The engineer involved in gas production operations has one principal objective: to move the gas from some location in an underground reservoir to a pipeline that may be used to transport it to its final destination. Picture 6 shows that this involves moving the gas through a porous medium or rock formation, to the surface through casing or tubing, to separation facilities through a surface piping system, through a compressor if one is necessary to maintain sufficient flow rates, and finally through a surface line to the point of utilization.
The engineer in charge of this operation must understand both reservoir engineering and production engineering concepts, as both are included in the total producing system. He must be able to determine the gas recoverable in a reservoir and the time that will be required to recover the gas. This requires analysis of individual well performance and how this performance changes as gas is depleted from the reservoir and pressure declines. He must be capable of determining the relationship between flow rate and pressure drop in all parts of the system, the rock as well as all segments of the piping system. As pressure declines he must be able to determine the size and power of compression required to maintain production rates, and to handle liquids that form in the system, both condensate and water. All of the above design considerations require accurate values for flow rate through the system, which means that the engineer must be familiar with accurate methods to measure flow rates.
Since demand often exceeds producing or transportation capacity during the winter months, the engineer may be required to determine the most feasible method for storing gas until it is needed. This requires the calculation of the efficiency with which gas displaces water in aquifers and the performance of injection wells.
The following articles contain the technology to handle all of these engineering problems. Each component of the system is treated individually and then combined for a total system analysis.
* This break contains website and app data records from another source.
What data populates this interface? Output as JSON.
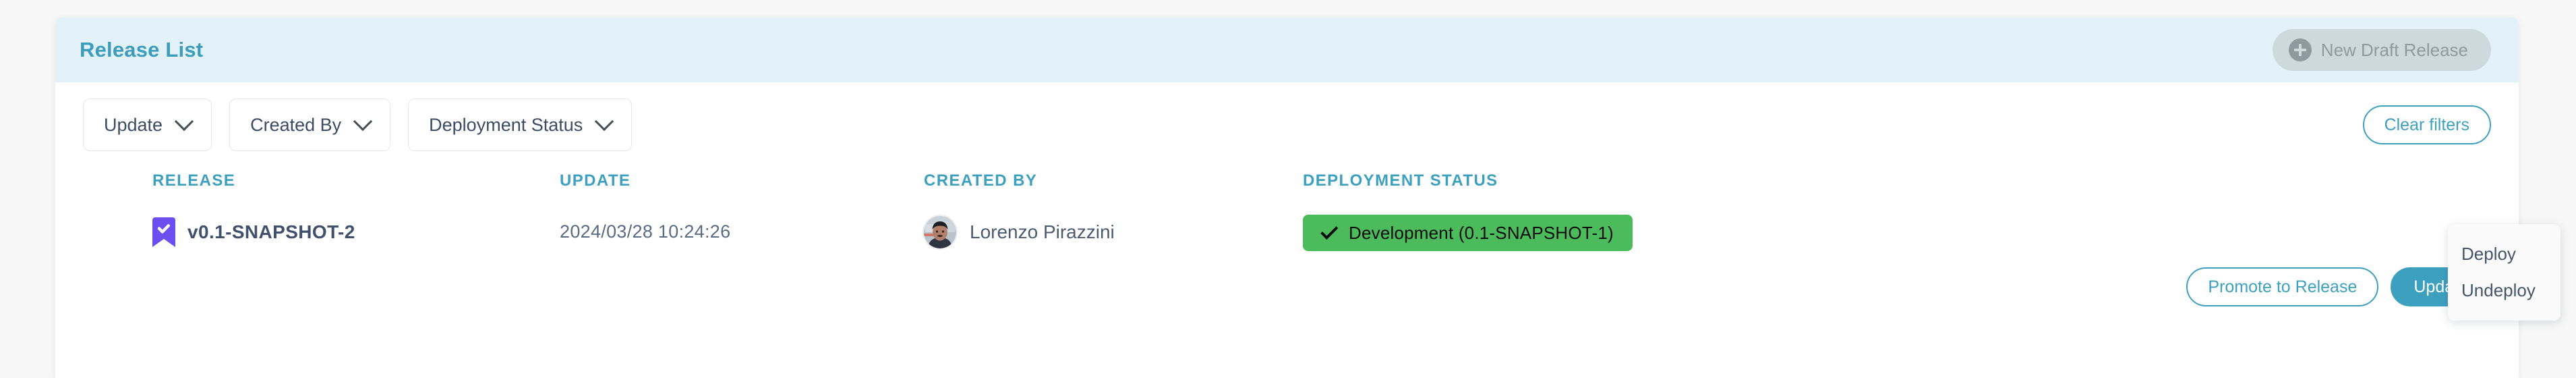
{
  "panel": {
    "title": "Release List",
    "new_draft_label": "New Draft Release",
    "clear_filters_label": "Clear filters"
  },
  "filters": [
    {
      "label": "Update"
    },
    {
      "label": "Created By"
    },
    {
      "label": "Deployment Status"
    }
  ],
  "table": {
    "headers": {
      "release": "RELEASE",
      "update": "UPDATE",
      "created_by": "CREATED BY",
      "deployment_status": "DEPLOYMENT STATUS"
    },
    "rows": [
      {
        "release": "v0.1-SNAPSHOT-2",
        "update": "2024/03/28 10:24:26",
        "created_by": "Lorenzo Pirazzini",
        "status": "Development (0.1-SNAPSHOT-1)",
        "actions": {
          "promote": "Promote to Release",
          "update": "Update"
        }
      }
    ]
  },
  "popup_menu": {
    "items": [
      {
        "label": "Deploy"
      },
      {
        "label": "Undeploy"
      }
    ]
  },
  "colors": {
    "accent_teal": "#3ea0bf",
    "header_band": "#e3f2f8",
    "status_green": "#4cbb5b",
    "bookmark_purple": "#6c4ff0",
    "page_bg": "#f7f7f7"
  }
}
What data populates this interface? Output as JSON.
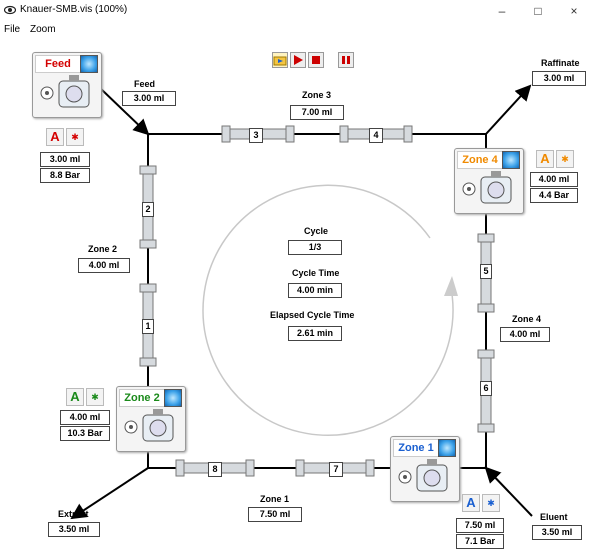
{
  "window": {
    "title": "Knauer-SMB.vis (100%)",
    "minimize": "–",
    "maximize": "□",
    "close": "×"
  },
  "menu": {
    "file": "File",
    "zoom": "Zoom"
  },
  "colors": {
    "feed": "#d40000",
    "zone2": "#1a8a1a",
    "zone1": "#1a5fd0",
    "zone4": "#f08a00",
    "line": "#000000",
    "column": "#d0d4d8"
  },
  "feed": {
    "pump_label": "Feed",
    "label": "Feed",
    "flow": "3.00 ml",
    "ctrl_flow": "3.00 ml",
    "pressure": "8.8 Bar",
    "a_label": "A"
  },
  "raffinate": {
    "label": "Raffinate",
    "flow": "3.00 ml"
  },
  "zone3": {
    "label": "Zone 3",
    "flow": "7.00 ml"
  },
  "zone4_pump": {
    "pump_label": "Zone 4",
    "ctrl_flow": "4.00 ml",
    "pressure": "4.4 Bar",
    "a_label": "A"
  },
  "zone2": {
    "label": "Zone 2",
    "flow": "4.00 ml"
  },
  "zone2_pump": {
    "pump_label": "Zone 2",
    "ctrl_flow": "4.00 ml",
    "pressure": "10.3 Bar",
    "a_label": "A"
  },
  "zone4": {
    "label": "Zone 4",
    "flow": "4.00 ml"
  },
  "zone1": {
    "label": "Zone 1",
    "flow": "7.50 ml"
  },
  "zone1_pump": {
    "pump_label": "Zone 1",
    "ctrl_flow": "7.50 ml",
    "pressure": "7.1 Bar",
    "a_label": "A"
  },
  "extract": {
    "label": "Extract",
    "flow": "3.50 ml"
  },
  "eluent": {
    "label": "Eluent",
    "flow": "3.50 ml"
  },
  "cycle": {
    "label": "Cycle",
    "value": "1/3",
    "time_label": "Cycle Time",
    "time_value": "4.00 min",
    "elapsed_label": "Elapsed Cycle Time",
    "elapsed_value": "2.61 min"
  },
  "columns": {
    "c1": "1",
    "c2": "2",
    "c3": "3",
    "c4": "4",
    "c5": "5",
    "c6": "6",
    "c7": "7",
    "c8": "8"
  }
}
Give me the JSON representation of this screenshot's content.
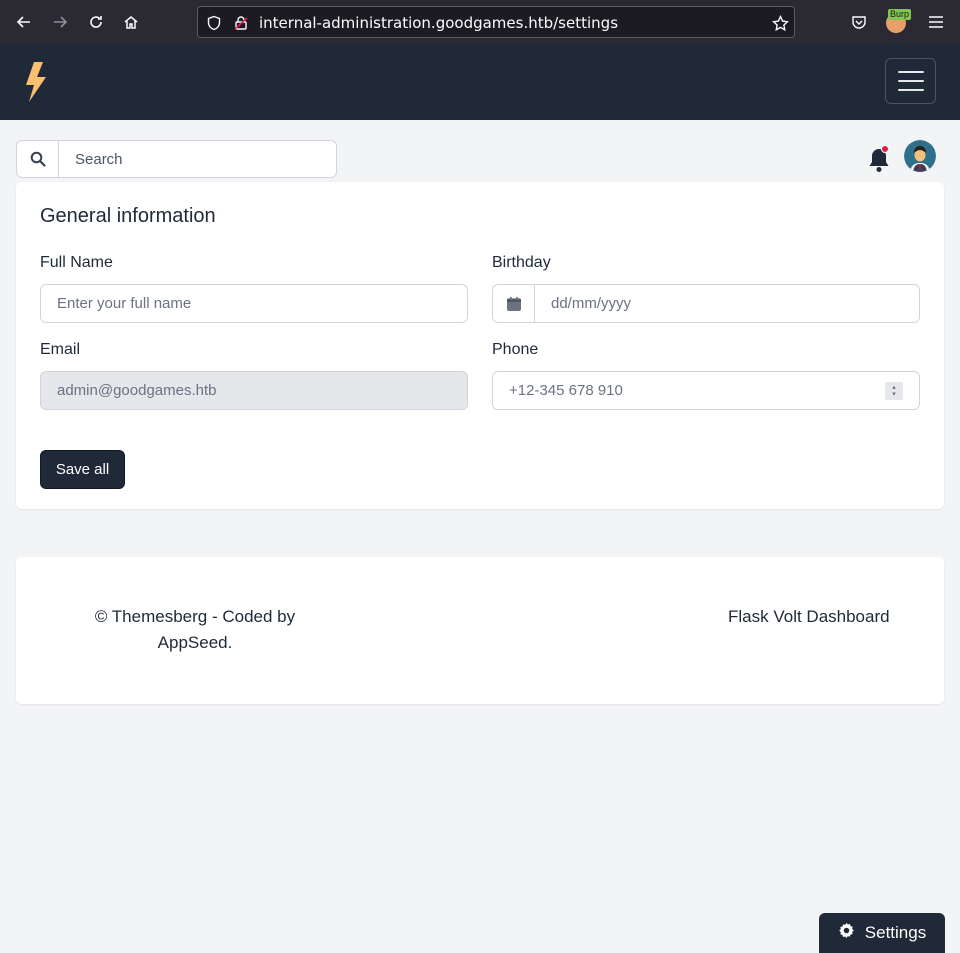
{
  "browser": {
    "url": "internal-administration.goodgames.htb/settings",
    "extension_badge": "Burp"
  },
  "search": {
    "placeholder": "Search"
  },
  "card": {
    "title": "General information",
    "full_name": {
      "label": "Full Name",
      "placeholder": "Enter your full name"
    },
    "birthday": {
      "label": "Birthday",
      "placeholder": "dd/mm/yyyy"
    },
    "email": {
      "label": "Email",
      "placeholder": "admin@goodgames.htb"
    },
    "phone": {
      "label": "Phone",
      "placeholder": "+12-345 678 910"
    },
    "save_label": "Save all"
  },
  "footer": {
    "credit": "© Themesberg - Coded by AppSeed.",
    "product": "Flask Volt Dashboard"
  },
  "settings_label": "Settings",
  "colors": {
    "navbar": "#1f2937",
    "accent_logo": "#fbbf70",
    "notification_dot": "#e11d48"
  }
}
Numerous example calculations are made in order to clarify the application of the theory presented. Although some operations involved in the gas industry are not covered, such as unsteady state flow in pipelines and highly fractured reservoirs, the technology for handling day-to-day gas production operations is included in a complete and practical form.